* _PROBLEM REQUIREMENTS_
Would you pull out every line of the material that contains the string "date"?
--- DATA TO PROCESS Enclosed Below ---
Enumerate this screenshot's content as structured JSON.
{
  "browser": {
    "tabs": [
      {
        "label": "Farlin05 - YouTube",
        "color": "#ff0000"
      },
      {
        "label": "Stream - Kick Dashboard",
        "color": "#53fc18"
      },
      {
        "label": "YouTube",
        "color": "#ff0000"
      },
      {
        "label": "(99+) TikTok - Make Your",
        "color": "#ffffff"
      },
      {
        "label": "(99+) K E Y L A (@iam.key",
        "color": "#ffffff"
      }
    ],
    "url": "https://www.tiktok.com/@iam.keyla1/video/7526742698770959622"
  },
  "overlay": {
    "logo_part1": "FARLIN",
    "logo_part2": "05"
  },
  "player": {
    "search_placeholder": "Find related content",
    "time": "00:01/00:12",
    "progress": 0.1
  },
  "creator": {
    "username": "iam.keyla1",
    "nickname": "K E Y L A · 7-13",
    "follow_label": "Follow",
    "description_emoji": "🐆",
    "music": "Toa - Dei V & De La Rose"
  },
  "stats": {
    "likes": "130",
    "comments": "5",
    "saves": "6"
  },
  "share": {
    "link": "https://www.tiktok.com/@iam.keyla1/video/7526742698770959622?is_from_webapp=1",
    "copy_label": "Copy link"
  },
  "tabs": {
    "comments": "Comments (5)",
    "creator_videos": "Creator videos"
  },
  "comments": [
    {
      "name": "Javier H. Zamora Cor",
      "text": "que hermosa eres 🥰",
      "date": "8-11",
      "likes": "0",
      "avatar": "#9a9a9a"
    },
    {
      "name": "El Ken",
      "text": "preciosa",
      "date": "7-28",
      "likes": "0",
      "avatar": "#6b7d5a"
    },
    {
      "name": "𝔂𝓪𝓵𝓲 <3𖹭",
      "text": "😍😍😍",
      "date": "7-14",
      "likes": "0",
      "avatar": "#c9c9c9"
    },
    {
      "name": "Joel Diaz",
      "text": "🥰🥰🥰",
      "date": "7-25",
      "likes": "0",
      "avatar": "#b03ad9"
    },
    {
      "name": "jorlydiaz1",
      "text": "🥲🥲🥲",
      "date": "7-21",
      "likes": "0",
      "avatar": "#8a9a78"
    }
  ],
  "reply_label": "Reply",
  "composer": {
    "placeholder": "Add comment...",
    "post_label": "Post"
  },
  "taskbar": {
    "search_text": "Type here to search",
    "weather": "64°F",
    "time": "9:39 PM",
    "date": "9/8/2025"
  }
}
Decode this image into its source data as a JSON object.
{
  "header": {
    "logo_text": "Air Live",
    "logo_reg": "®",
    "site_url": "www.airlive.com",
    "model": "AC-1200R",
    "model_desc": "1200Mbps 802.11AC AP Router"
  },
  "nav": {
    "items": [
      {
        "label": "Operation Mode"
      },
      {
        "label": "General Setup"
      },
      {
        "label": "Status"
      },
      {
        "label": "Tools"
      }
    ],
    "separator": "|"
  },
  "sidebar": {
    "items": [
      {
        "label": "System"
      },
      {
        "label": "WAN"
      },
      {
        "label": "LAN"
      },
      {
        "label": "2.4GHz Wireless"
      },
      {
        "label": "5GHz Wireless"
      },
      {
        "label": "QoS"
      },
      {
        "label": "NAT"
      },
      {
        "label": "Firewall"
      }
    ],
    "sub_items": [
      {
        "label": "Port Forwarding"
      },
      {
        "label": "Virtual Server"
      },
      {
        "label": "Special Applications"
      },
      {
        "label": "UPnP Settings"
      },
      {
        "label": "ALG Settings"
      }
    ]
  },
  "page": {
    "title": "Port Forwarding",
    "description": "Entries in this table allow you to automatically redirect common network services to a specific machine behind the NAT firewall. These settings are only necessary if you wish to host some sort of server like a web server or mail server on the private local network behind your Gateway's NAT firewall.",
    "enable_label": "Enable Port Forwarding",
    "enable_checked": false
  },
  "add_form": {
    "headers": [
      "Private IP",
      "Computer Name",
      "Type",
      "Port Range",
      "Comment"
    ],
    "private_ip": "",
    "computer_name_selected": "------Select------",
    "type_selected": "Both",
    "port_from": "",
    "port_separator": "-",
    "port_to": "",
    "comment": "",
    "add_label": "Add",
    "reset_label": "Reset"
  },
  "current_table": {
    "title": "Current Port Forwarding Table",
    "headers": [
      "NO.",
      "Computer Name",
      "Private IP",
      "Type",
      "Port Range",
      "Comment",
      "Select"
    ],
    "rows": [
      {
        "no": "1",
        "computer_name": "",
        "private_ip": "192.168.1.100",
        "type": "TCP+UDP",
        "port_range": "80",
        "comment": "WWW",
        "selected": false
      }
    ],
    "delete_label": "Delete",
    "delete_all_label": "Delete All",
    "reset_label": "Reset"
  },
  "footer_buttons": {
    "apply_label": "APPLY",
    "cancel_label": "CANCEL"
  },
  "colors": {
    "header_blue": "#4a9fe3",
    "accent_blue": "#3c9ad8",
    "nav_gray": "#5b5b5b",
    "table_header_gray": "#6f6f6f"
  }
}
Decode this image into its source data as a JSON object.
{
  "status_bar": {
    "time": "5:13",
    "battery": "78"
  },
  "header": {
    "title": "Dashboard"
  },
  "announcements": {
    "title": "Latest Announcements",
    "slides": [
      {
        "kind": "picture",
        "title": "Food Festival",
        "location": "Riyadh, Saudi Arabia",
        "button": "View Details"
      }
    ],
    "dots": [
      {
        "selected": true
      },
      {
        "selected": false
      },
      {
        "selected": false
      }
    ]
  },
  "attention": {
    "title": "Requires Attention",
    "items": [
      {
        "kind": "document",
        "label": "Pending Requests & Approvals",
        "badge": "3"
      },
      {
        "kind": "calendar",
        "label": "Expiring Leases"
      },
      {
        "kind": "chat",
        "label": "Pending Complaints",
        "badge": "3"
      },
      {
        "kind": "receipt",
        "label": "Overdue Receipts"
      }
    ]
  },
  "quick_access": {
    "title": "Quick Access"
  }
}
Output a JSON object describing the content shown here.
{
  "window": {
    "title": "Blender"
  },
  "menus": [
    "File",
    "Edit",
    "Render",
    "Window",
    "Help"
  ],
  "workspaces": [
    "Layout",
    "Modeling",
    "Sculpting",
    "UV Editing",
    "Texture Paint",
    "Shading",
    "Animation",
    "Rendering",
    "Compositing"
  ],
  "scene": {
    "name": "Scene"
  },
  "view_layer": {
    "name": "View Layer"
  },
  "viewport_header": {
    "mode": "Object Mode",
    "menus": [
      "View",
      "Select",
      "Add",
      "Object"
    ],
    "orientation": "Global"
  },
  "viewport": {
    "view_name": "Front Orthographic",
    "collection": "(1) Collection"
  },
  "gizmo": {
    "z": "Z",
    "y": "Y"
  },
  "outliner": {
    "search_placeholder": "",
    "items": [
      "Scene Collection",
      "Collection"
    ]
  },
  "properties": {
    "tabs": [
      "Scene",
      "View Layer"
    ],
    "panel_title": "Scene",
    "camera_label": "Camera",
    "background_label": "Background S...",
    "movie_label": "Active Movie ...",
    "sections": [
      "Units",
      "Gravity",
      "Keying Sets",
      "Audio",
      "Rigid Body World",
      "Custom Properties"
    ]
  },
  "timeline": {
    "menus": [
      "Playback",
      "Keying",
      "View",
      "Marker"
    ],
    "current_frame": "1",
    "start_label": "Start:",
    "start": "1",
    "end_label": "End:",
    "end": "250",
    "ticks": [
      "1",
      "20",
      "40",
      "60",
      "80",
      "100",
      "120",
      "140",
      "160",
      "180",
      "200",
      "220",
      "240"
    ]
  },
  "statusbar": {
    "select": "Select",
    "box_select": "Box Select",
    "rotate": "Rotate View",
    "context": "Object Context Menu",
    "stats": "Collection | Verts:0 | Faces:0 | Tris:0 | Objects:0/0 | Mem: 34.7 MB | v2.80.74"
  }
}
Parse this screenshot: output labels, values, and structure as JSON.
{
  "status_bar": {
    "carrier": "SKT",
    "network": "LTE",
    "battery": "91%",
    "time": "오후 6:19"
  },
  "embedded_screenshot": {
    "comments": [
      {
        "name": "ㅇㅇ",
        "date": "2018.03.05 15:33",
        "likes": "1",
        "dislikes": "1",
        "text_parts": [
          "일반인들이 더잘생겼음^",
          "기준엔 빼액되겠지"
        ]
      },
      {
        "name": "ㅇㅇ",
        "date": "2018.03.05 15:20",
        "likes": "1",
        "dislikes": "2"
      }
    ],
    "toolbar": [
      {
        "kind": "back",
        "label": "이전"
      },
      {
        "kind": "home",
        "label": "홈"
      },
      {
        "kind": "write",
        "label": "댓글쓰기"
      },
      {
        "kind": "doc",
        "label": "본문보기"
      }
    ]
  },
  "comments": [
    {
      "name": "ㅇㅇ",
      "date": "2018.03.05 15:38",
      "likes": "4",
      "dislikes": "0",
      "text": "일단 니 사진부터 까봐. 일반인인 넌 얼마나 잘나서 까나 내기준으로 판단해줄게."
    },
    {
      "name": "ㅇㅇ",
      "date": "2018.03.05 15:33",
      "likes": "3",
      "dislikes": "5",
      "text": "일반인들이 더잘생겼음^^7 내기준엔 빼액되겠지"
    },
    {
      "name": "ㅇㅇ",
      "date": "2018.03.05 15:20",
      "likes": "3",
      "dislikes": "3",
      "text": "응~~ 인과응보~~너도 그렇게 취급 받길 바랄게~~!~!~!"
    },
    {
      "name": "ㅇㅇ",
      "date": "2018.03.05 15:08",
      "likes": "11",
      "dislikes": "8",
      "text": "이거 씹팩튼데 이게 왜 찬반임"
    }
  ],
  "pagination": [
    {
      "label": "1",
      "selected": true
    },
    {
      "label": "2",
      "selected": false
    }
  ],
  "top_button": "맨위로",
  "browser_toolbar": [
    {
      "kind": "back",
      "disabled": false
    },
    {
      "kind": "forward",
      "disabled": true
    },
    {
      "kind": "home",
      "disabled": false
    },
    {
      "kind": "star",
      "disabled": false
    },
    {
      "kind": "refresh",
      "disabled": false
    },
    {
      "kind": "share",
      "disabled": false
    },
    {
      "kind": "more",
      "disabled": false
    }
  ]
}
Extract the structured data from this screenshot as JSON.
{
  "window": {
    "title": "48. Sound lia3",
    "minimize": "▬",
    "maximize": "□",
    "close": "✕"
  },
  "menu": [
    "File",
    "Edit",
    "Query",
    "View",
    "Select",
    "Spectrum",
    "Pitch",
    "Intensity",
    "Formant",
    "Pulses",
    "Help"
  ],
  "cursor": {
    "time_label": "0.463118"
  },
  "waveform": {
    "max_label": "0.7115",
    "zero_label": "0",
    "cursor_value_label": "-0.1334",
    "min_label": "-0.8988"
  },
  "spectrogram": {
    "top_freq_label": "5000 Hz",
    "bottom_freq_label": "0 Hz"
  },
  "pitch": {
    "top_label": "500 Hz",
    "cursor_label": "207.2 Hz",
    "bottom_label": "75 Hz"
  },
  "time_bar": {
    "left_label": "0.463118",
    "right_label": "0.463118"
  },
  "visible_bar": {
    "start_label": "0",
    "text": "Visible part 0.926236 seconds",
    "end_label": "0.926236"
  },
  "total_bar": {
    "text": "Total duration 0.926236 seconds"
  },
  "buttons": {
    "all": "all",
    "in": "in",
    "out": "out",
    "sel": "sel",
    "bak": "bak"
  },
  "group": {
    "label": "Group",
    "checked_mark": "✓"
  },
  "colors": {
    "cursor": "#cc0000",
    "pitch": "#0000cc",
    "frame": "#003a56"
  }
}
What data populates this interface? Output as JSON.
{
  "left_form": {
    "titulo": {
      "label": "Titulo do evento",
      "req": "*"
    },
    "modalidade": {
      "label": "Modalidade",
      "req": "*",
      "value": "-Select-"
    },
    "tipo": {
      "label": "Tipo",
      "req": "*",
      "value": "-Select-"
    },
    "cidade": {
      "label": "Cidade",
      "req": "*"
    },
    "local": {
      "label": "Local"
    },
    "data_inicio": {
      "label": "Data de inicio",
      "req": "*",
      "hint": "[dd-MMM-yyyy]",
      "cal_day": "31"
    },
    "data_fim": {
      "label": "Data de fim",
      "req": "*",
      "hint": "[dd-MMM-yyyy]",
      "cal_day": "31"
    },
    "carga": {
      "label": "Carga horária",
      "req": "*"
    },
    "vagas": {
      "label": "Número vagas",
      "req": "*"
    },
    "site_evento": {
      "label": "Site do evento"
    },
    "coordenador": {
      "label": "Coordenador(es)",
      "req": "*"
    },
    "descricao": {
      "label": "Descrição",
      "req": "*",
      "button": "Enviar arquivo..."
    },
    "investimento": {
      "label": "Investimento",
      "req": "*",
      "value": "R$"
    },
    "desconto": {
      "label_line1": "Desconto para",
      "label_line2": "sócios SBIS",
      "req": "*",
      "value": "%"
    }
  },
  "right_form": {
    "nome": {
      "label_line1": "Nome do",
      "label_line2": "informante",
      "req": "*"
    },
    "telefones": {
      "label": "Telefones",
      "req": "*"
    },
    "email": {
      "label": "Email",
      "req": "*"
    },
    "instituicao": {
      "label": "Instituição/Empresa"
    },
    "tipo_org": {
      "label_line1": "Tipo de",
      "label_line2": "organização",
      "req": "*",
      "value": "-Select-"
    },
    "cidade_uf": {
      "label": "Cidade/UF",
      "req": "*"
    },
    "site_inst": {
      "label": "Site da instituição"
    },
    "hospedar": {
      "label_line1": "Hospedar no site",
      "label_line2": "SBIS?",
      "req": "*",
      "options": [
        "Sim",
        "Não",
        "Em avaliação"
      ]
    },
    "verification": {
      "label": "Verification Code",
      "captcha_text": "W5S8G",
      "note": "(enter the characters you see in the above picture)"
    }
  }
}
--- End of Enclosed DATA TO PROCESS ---
* _WORKED SOLUTION_
      "date": "8-11",
      "date": "7-28",
      "date": "7-14",
      "date": "7-25",
      "date": "7-21",
    "date": "9/8/2025"
        "date": "2018.03.05 15:33",
        "date": "2018.03.05 15:20",
      "date": "2018.03.05 15:38",
      "date": "2018.03.05 15:33",
      "date": "2018.03.05 15:20",
      "date": "2018.03.05 15:08",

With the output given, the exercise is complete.